Work required: Filter the listing below down to the lines holding the word "pinterest", and copy those lines.

######

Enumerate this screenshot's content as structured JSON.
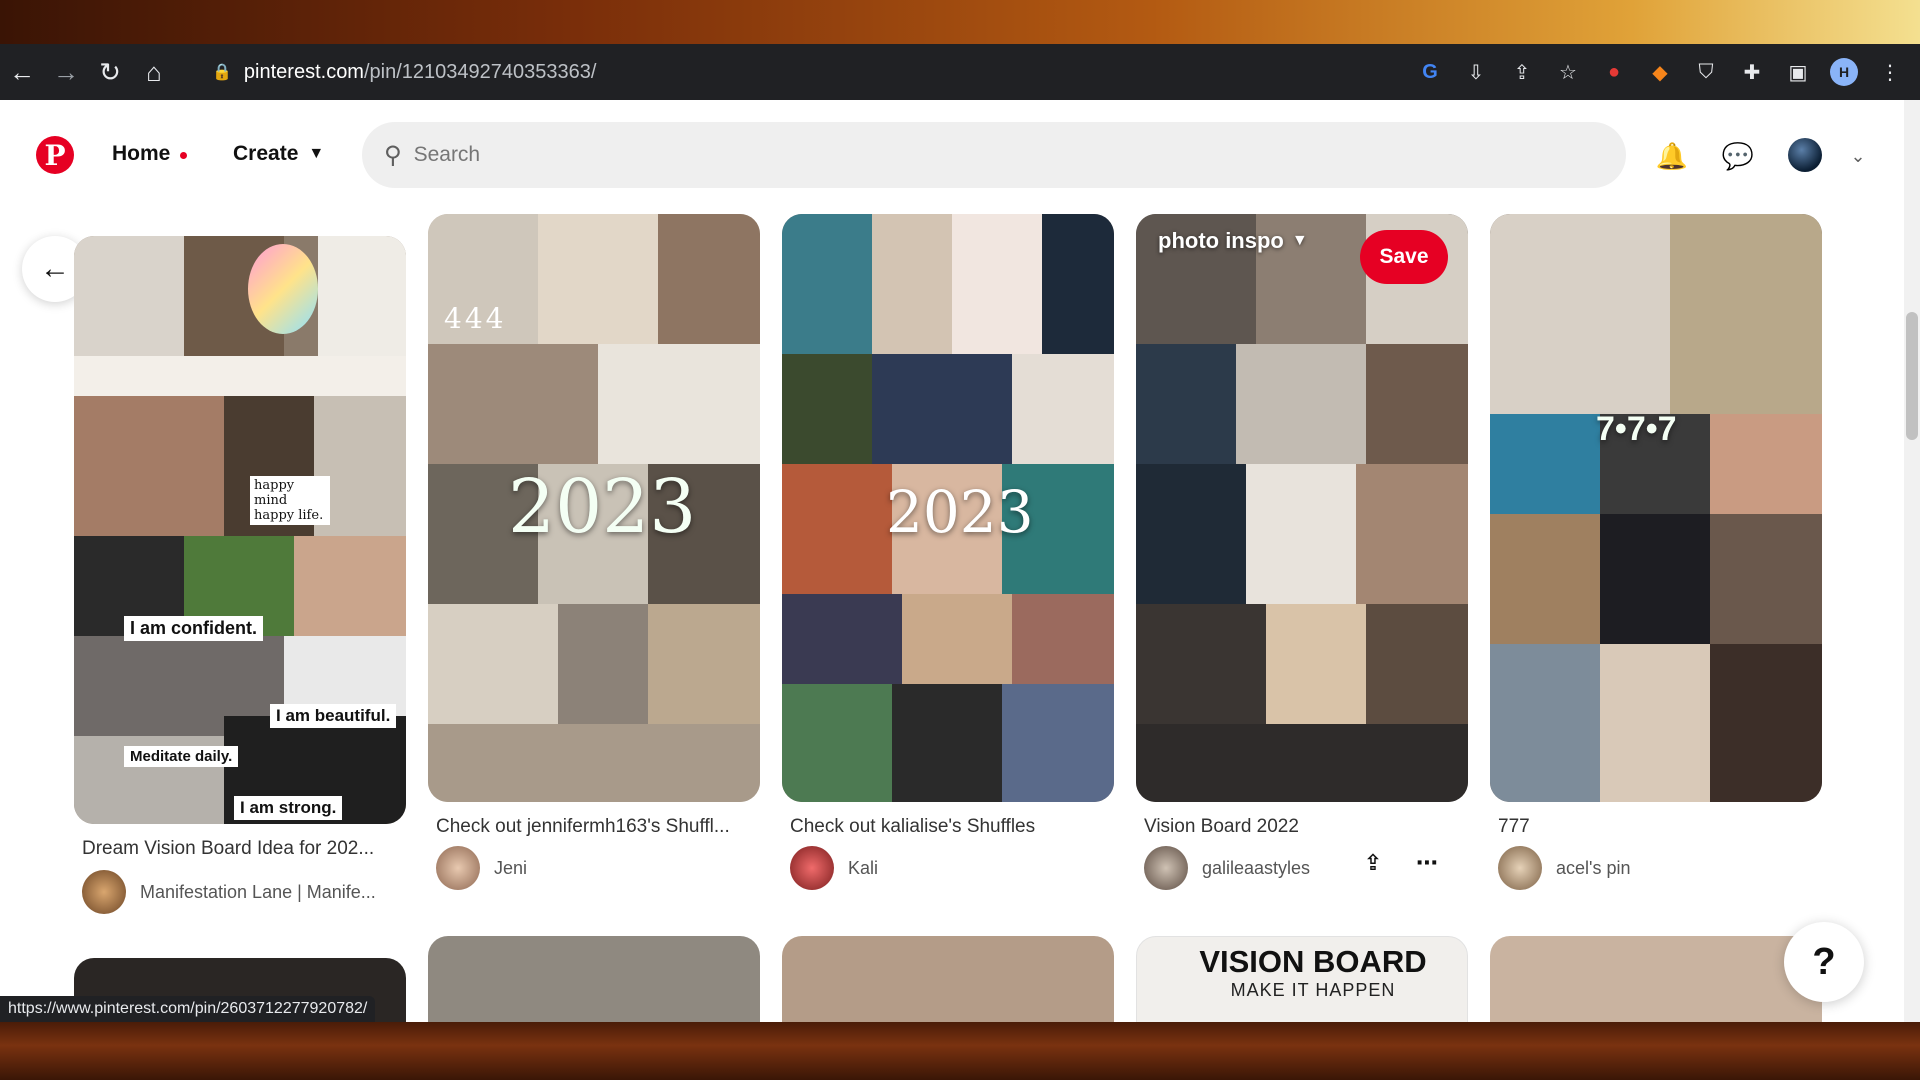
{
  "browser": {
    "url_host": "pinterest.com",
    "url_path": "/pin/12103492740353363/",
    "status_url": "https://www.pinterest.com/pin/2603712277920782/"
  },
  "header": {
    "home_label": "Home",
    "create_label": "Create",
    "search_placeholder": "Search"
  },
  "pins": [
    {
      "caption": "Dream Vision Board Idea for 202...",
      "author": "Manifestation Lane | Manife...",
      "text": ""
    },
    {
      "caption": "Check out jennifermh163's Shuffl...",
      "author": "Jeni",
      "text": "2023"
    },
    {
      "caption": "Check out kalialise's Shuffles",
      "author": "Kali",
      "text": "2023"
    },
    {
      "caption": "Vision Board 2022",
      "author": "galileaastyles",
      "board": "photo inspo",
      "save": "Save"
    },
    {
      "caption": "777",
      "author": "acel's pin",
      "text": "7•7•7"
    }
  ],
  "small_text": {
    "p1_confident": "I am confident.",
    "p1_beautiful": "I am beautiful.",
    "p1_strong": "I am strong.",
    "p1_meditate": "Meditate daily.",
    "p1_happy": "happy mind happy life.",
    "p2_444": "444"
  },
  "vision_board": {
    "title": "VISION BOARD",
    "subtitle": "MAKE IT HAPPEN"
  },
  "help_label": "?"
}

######

Result:
    "url_host": "pinterest.com",
    "status_url": "https://www.pinterest.com/pin/2603712277920782/"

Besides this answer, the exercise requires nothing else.